Lines below that include the word "Customer" should each be copied.

Component data from apps and pages
══════
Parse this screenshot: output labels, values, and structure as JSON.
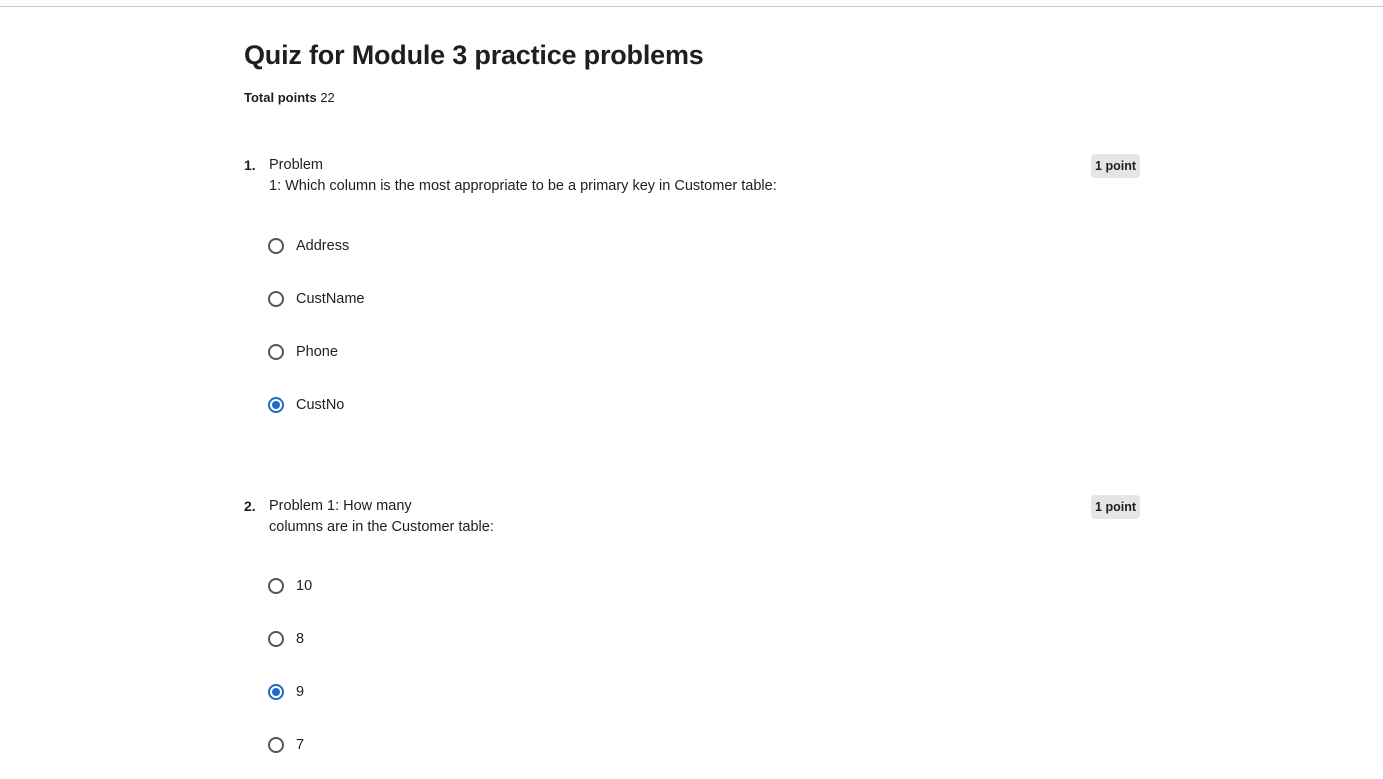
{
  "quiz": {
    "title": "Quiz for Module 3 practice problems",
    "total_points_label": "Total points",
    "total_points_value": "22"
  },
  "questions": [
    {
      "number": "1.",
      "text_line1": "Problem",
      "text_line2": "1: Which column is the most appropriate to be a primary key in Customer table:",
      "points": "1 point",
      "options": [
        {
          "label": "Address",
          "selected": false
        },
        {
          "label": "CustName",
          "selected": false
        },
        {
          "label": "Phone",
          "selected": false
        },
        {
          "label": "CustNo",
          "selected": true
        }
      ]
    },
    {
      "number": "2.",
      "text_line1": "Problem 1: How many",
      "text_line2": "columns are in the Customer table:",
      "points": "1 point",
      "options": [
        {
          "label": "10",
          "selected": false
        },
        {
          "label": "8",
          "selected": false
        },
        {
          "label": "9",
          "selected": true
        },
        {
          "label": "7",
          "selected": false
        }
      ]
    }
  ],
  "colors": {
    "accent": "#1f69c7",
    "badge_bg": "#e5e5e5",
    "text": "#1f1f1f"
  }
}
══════
● **Task response**
      "text_line2": "1: Which column is the most appropriate to be a primary key in Customer table:",
      "text_line2": "columns are in the Customer table:",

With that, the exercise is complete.